Dozens of wind farms could be rebuilt with turbines twice the height of existing ones under plans to keep sites operating for at least another 20 years.
More than 750 turbines at 60 sites are coming to the end of their operational lives, with less than five years remaining of the 20-year period for which they have planning permission. They could be dismantled and the landscape restored, but the wind industry is lobbying to be allowed to replace them with much more powerful turbines.
The existing turbines are mostly 50m to 60m tall. The new ones would be up to 120m and produce up to eight times more power.

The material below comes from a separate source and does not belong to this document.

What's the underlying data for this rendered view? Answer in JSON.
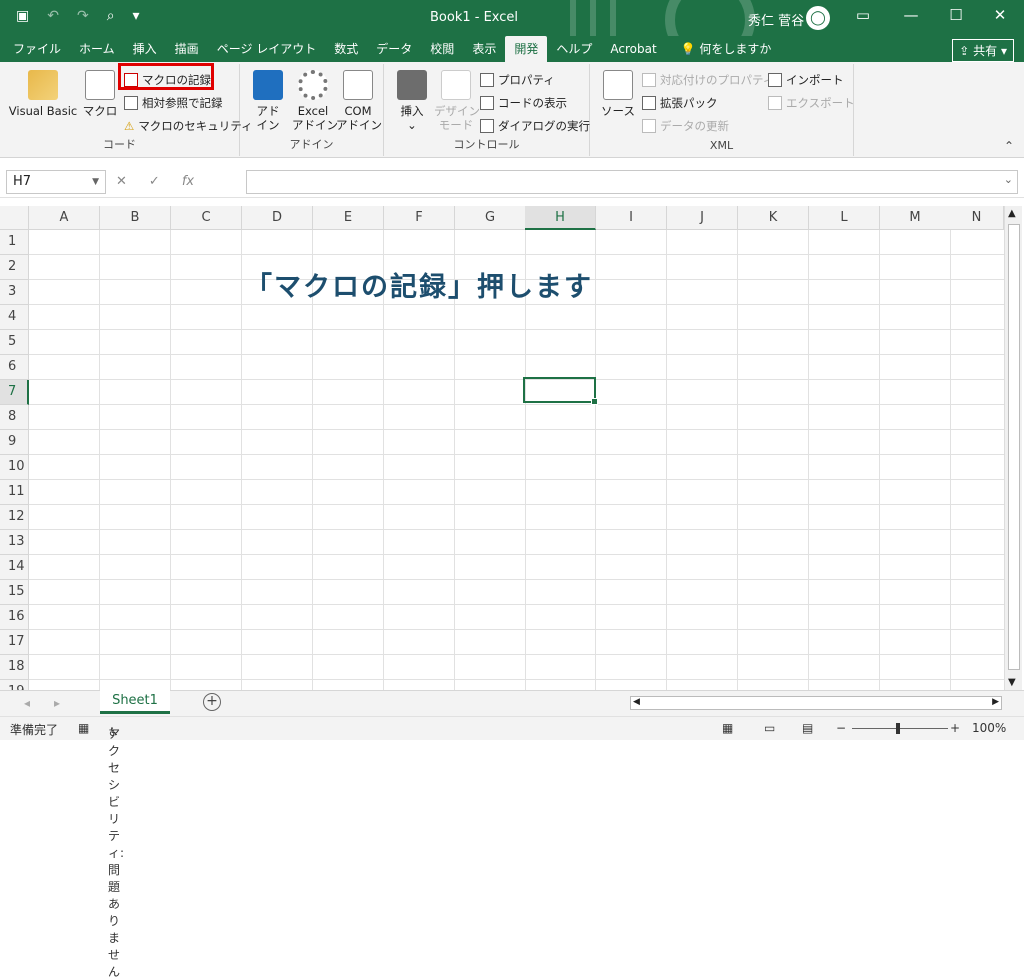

The taller turbines would increase the total capacity of the 60 sites from 440 megawatts to 1,300 megawatts and produce enough power for 800,000 homes, according to a report by the Energy and Climate Intelligence Unit (ECIU), a think tank that supports renewable energy. Wind farms could be rebuilt with fewer turbines, it said, as with the first commercial one in the UK at Delabole in Cornwall, where the ten turbines installed in 1991 have been replaced by four nearly twice as tall.
Critics say that the visual blight from taller turbines is worse even if there are fewer of them.
John Constable, director of the Renewable Energy Foundation, which opposes wind farms, said that rebuilding dozens of wind farms with taller turbines would result in “greatly increased landscape and visual impact and in most cases significantly worse noise”. He added: “This is a complete non-starter. The surest way of saving the consumer money is to let these dogs die a natural death.”